PORT CHARLOTTE — The Marlins guy just had his contract extended after a third-place finish.
The manager in Minnesota recently picked up two more years on his contract. Back in Anaheim, the skipper essentially got himself a lifetime deal. And the other World Series manager? His contract was already set through 2010, but the Phillies went ahead and added another year in 2011, with a raise in the $3 million range.
Which brings us to the spring training office of the American League manager of the year. There is no multimillion-dollar contract extension in Joe Maddon's desk drawer, but his dry cleaning just arrived and he is told to put his wallet away.
"Now you want to talk about something cool," Maddon grins, "how about getting your dry cleaning done for free."
He has no contract beyond this October. No promises, no guarantees, no commitments.
And, at the moment, Joe Maddon also has no worries.
He always has been a low-maintenance sort of guy and, contract extension or not, has no reason to worry about his future. Entering the fourth, and final, season of his original contract, Maddon says he could not be happier with Rays management.
If you don't believe that, you may want to check out Maddon as he leaves the facility late Sunday afternoon. He is carrying an extra-large salad bowl because he is cooking dinner for more than a dozen Rays officials at his rented spring condo.
"There's a lot of trust flowing back and forth right now. I believe I could work somewhere else if I chose to but, the point is, I don't want to," Maddon, 55, said. "This is the perfect place for me. I don't want to go anywhere else.
"I know, going back to conventional wisdom, that I'm supposed to be clamoring for a contract right now based on what's happened in the past. I could talk about lame duck status and how that can impact the group. I could say all that kind of stuff. But I don't necessarily believe that. I'm very confident — very confident — that I'm going to be here for years to come."
You could say he is too trusting. You could suggest he is a bit naive. You could say, coming off one of the greatest turnarounds in baseball history, Maddon should have been lobbying for a new deal the moment the lights finally went out at Citizens Bank Park in Philadelphia in late October.
Because, let's face it, his stock may never be higher. Bargaining position may never be better for a manager whose salary, in the $750,000 range, is on the very low end of the big-league scale.
You have to figure the odds of winning a second AL pennant and a second manager of the year award are not real strong. Yet, Maddon trusts the Rays will ultimately do right by him before his contract expires in eight months or so.
"The way we look at it, is we all have a great working relationship," executive vice president Andrew Friedman said. "The backroom dealings are something that obviously we keep private. It's not something we feel like a blow-by-blow account is helpful. We expect all of us to be working together for a long time, and that's what is most important."
To be fair, Maddon is not alone. More managers than you would think are in the final year of a contract. Maddon is one of at least nine who have neither guarantees, nor club options, for 2010. Some are Hall of Fame candidates such as Tony La Russa and Bobby Cox. Others are hot seat candidates such as Cecil Cooper and Bud Black.

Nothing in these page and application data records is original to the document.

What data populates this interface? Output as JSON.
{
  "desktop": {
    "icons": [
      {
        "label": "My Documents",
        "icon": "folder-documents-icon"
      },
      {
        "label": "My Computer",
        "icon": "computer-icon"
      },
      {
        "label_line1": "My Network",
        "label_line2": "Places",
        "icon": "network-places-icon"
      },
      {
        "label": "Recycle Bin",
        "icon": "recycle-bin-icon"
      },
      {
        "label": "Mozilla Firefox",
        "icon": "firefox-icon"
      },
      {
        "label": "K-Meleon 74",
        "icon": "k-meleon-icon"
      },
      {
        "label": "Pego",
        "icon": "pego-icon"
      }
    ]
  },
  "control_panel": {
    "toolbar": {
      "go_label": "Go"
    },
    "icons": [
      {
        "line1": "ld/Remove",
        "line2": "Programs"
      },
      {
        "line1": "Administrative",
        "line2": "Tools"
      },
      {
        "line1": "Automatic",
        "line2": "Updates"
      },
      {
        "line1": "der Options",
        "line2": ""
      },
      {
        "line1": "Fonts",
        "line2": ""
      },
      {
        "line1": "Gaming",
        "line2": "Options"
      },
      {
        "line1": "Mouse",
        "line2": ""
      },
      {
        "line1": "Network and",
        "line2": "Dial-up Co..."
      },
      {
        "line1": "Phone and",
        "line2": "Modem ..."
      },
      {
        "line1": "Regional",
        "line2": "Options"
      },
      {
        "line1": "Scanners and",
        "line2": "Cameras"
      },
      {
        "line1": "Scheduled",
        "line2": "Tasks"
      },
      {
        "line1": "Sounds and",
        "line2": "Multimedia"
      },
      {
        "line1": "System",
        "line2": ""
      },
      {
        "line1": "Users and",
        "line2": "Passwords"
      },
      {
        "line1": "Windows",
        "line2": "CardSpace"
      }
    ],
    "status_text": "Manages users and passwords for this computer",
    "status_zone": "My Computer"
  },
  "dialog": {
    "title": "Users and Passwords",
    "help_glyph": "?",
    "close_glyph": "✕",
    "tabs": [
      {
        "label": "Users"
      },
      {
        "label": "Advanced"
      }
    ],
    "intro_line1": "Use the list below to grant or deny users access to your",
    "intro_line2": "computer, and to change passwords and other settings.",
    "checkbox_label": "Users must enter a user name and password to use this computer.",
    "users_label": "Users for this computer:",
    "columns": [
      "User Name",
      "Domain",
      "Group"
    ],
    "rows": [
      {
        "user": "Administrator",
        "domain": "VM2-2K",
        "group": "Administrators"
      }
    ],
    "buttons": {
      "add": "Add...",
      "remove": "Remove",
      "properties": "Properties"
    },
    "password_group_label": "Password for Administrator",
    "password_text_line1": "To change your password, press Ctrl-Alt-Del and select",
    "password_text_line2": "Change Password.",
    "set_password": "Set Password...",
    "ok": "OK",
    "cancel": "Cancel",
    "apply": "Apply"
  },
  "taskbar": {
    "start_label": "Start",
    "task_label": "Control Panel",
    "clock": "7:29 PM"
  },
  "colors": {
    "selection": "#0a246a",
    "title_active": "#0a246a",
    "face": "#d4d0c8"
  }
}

"You're always looking for security, but I have worked primarily since 1981, with one-year contracts. I don't lose any sleep about it. I don't overanalyze it," Maddon said. "I understand why people would ask me the question, but I have zero concern. I believe, if there was any question about it, Stu (Sternberg) would have brought that to my attention.
"I have had no conversations about this with Andrew, Matt (Silverman) or Stu. And I'm good with that."
You could argue the Rays are being prudent. That there is no reason to rush into another deal while the current contract remains valid. And you could point out Friedman and Silverman, the team president, operate without the security of contracts.
But it does look odd when you consider how willing the Rays have been to secure key assets with long-term deals. They love the cost certainty, and the idea of taking free agency out of the picture. So they have tied up the third baseman. The leftfielder. Two of the starting pitchers. Even a utility infielder.
As for the manager, I would say he is pretty high up the list of potential free agents. His time for a long-term deal has not yet come, but I would hope it will soon.
For the Rays' sake, as much as his.
John Romano can be reached at email@example.com.